▼▼▼

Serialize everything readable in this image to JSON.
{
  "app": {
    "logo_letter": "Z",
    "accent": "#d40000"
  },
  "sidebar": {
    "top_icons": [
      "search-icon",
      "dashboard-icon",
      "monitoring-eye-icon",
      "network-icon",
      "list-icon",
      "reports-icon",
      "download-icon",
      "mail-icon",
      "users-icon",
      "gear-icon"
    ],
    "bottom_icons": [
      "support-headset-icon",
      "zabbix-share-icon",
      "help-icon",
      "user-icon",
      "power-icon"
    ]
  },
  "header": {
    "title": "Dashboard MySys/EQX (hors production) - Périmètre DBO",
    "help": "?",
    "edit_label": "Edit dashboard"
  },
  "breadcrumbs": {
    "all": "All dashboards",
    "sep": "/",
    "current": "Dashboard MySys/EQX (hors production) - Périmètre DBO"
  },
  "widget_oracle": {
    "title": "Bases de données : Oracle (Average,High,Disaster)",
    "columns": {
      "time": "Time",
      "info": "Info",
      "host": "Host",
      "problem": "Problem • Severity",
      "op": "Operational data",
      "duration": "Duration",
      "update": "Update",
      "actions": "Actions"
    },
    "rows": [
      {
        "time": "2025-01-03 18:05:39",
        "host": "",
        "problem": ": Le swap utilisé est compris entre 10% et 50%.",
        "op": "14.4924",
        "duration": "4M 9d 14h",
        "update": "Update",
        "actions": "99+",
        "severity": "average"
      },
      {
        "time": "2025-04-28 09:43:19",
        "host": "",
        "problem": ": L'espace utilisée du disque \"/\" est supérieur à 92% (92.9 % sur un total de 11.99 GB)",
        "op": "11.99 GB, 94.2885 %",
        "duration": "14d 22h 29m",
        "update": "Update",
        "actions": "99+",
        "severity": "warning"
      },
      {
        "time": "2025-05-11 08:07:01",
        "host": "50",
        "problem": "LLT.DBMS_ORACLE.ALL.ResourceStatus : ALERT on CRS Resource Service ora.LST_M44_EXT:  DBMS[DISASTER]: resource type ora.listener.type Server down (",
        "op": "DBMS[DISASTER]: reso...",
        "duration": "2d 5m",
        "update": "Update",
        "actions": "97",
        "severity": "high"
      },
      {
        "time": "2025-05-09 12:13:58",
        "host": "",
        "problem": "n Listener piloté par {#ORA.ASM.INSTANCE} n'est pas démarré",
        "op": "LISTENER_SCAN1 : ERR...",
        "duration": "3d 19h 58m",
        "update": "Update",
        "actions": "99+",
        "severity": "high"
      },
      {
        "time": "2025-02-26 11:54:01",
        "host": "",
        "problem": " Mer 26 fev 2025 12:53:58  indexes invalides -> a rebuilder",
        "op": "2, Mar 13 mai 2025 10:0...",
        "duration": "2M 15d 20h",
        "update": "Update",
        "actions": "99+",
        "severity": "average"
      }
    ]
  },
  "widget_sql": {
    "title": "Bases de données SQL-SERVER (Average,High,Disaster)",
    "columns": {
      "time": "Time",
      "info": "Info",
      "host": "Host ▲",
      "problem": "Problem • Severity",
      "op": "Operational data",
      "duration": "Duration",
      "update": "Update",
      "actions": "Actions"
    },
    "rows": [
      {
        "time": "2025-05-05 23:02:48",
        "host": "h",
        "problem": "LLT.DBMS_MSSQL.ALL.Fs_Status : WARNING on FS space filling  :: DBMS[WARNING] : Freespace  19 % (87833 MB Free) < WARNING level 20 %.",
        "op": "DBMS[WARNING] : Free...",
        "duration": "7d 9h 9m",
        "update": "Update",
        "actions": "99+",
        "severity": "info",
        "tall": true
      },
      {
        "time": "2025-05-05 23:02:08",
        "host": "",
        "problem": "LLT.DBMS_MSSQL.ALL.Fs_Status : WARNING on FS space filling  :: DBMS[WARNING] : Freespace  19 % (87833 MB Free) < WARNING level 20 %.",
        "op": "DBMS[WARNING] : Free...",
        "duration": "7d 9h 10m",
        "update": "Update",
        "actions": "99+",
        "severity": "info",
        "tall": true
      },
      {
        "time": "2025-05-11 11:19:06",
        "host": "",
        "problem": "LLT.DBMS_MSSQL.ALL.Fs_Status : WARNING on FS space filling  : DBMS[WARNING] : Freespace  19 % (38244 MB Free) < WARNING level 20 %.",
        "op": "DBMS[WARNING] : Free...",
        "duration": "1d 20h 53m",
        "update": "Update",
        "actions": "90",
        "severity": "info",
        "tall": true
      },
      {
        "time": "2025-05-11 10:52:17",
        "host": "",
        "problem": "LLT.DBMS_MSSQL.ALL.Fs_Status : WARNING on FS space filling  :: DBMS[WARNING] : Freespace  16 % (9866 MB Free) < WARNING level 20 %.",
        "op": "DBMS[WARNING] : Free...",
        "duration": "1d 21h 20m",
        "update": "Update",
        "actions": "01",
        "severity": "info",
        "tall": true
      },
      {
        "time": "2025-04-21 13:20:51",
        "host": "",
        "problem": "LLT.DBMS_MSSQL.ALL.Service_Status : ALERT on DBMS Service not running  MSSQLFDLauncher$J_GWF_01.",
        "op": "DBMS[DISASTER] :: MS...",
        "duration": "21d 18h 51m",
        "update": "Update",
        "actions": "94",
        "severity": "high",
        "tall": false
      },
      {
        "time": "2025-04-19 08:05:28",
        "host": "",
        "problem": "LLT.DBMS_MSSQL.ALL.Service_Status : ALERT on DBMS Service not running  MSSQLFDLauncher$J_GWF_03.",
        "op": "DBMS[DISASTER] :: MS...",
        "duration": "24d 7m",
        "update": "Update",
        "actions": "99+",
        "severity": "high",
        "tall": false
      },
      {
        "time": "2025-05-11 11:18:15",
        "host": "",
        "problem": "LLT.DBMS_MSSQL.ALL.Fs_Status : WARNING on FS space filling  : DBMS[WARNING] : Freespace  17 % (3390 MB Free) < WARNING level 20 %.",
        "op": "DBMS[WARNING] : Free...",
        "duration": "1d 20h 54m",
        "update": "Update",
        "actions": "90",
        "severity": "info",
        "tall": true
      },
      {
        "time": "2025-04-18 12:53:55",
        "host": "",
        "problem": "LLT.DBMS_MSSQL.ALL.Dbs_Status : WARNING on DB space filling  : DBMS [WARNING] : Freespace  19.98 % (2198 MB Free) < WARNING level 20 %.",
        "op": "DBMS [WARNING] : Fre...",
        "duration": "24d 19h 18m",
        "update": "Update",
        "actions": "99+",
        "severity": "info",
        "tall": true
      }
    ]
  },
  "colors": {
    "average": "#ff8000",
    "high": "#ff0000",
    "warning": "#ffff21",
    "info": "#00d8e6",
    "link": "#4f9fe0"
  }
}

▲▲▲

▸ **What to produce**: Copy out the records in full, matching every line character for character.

▸ **Output**:
Serialize everything readable in this image to JSON.
{
  "app": {
    "logo_letter": "Z",
    "accent": "#d40000"
  },
  "sidebar": {
    "top_icons": [
      "search-icon",
      "dashboard-icon",
      "monitoring-eye-icon",
      "network-icon",
      "list-icon",
      "reports-icon",
      "download-icon",
      "mail-icon",
      "users-icon",
      "gear-icon"
    ],
    "bottom_icons": [
      "support-headset-icon",
      "zabbix-share-icon",
      "help-icon",
      "user-icon",
      "power-icon"
    ]
  },
  "header": {
    "title": "Dashboard MySys/EQX (hors production) - Périmètre DBO",
    "help": "?",
    "edit_label": "Edit dashboard"
  },
  "breadcrumbs": {
    "all": "All dashboards",
    "sep": "/",
    "current": "Dashboard MySys/EQX (hors production) - Périmètre DBO"
  },
  "widget_oracle": {
    "title": "Bases de données : Oracle (Average,High,Disaster)",
    "columns": {
      "time": "Time",
      "info": "Info",
      "host": "Host",
      "problem": "Problem • Severity",
      "op": "Operational data",
      "duration": "Duration",
      "update": "Update",
      "actions": "Actions"
    },
    "rows": [
      {
        "time": "2025-01-03 18:05:39",
        "host": "",
        "problem": ": Le swap utilisé est compris entre 10% et 50%.",
        "op": "14.4924",
        "duration": "4M 9d 14h",
        "update": "Update",
        "actions": "99+",
        "severity": "average"
      },
      {
        "time": "2025-04-28 09:43:19",
        "host": "",
        "problem": ": L'espace utilisée du disque \"/\" est supérieur à 92% (92.9 % sur un total de 11.99 GB)",
        "op": "11.99 GB, 94.2885 %",
        "duration": "14d 22h 29m",
        "update": "Update",
        "actions": "99+",
        "severity": "warning"
      },
      {
        "time": "2025-05-11 08:07:01",
        "host": "50",
        "problem": "LLT.DBMS_ORACLE.ALL.ResourceStatus : ALERT on CRS Resource Service ora.LST_M44_EXT:  DBMS[DISASTER]: resource type ora.listener.type Server down (",
        "op": "DBMS[DISASTER]: reso...",
        "duration": "2d 5m",
        "update": "Update",
        "actions": "97",
        "severity": "high"
      },
      {
        "time": "2025-05-09 12:13:58",
        "host": "",
        "problem": "n Listener piloté par {#ORA.ASM.INSTANCE} n'est pas démarré",
        "op": "LISTENER_SCAN1 : ERR...",
        "duration": "3d 19h 58m",
        "update": "Update",
        "actions": "99+",
        "severity": "high"
      },
      {
        "time": "2025-02-26 11:54:01",
        "host": "",
        "problem": " Mer 26 fev 2025 12:53:58  indexes invalides -> a rebuilder",
        "op": "2, Mar 13 mai 2025 10:0...",
        "duration": "2M 15d 20h",
        "update": "Update",
        "actions": "99+",
        "severity": "average"
      }
    ]
  },
  "widget_sql": {
    "title": "Bases de données SQL-SERVER (Average,High,Disaster)",
    "columns": {
      "time": "Time",
      "info": "Info",
      "host": "Host ▲",
      "problem": "Problem • Severity",
      "op": "Operational data",
      "duration": "Duration",
      "update": "Update",
      "actions": "Actions"
    },
    "rows": [
      {
        "time": "2025-05-05 23:02:48",
        "host": "h",
        "problem": "LLT.DBMS_MSSQL.ALL.Fs_Status : WARNING on FS space filling  :: DBMS[WARNING] : Freespace  19 % (87833 MB Free) < WARNING level 20 %.",
        "op": "DBMS[WARNING] : Free...",
        "duration": "7d 9h 9m",
        "update": "Update",
        "actions": "99+",
        "severity": "info",
        "tall": true
      },
      {
        "time": "2025-05-05 23:02:08",
        "host": "",
        "problem": "LLT.DBMS_MSSQL.ALL.Fs_Status : WARNING on FS space filling  :: DBMS[WARNING] : Freespace  19 % (87833 MB Free) < WARNING level 20 %.",
        "op": "DBMS[WARNING] : Free...",
        "duration": "7d 9h 10m",
        "update": "Update",
        "actions": "99+",
        "severity": "info",
        "tall": true
      },
      {
        "time": "2025-05-11 11:19:06",
        "host": "",
        "problem": "LLT.DBMS_MSSQL.ALL.Fs_Status : WARNING on FS space filling  : DBMS[WARNING] : Freespace  19 % (38244 MB Free) < WARNING level 20 %.",
        "op": "DBMS[WARNING] : Free...",
        "duration": "1d 20h 53m",
        "update": "Update",
        "actions": "90",
        "severity": "info",
        "tall": true
      },
      {
        "time": "2025-05-11 10:52:17",
        "host": "",
        "problem": "LLT.DBMS_MSSQL.ALL.Fs_Status : WARNING on FS space filling  :: DBMS[WARNING] : Freespace  16 % (9866 MB Free) < WARNING level 20 %.",
        "op": "DBMS[WARNING] : Free...",
        "duration": "1d 21h 20m",
        "update": "Update",
        "actions": "01",
        "severity": "info",
        "tall": true
      },
      {
        "time": "2025-04-21 13:20:51",
        "host": "",
        "problem": "LLT.DBMS_MSSQL.ALL.Service_Status : ALERT on DBMS Service not running  MSSQLFDLauncher$J_GWF_01.",
        "op": "DBMS[DISASTER] :: MS...",
        "duration": "21d 18h 51m",
        "update": "Update",
        "actions": "94",
        "severity": "high",
        "tall": false
      },
      {
        "time": "2025-04-19 08:05:28",
        "host": "",
        "problem": "LLT.DBMS_MSSQL.ALL.Service_Status : ALERT on DBMS Service not running  MSSQLFDLauncher$J_GWF_03.",
        "op": "DBMS[DISASTER] :: MS...",
        "duration": "24d 7m",
        "update": "Update",
        "actions": "99+",
        "severity": "high",
        "tall": false
      },
      {
        "time": "2025-05-11 11:18:15",
        "host": "",
        "problem": "LLT.DBMS_MSSQL.ALL.Fs_Status : WARNING on FS space filling  : DBMS[WARNING] : Freespace  17 % (3390 MB Free) < WARNING level 20 %.",
        "op": "DBMS[WARNING] : Free...",
        "duration": "1d 20h 54m",
        "update": "Update",
        "actions": "90",
        "severity": "info",
        "tall": true
      },
      {
        "time": "2025-04-18 12:53:55",
        "host": "",
        "problem": "LLT.DBMS_MSSQL.ALL.Dbs_Status : WARNING on DB space filling  : DBMS [WARNING] : Freespace  19.98 % (2198 MB Free) < WARNING level 20 %.",
        "op": "DBMS [WARNING] : Fre...",
        "duration": "24d 19h 18m",
        "update": "Update",
        "actions": "99+",
        "severity": "info",
        "tall": true
      }
    ]
  },
  "colors": {
    "average": "#ff8000",
    "high": "#ff0000",
    "warning": "#ffff21",
    "info": "#00d8e6",
    "link": "#4f9fe0"
  }
}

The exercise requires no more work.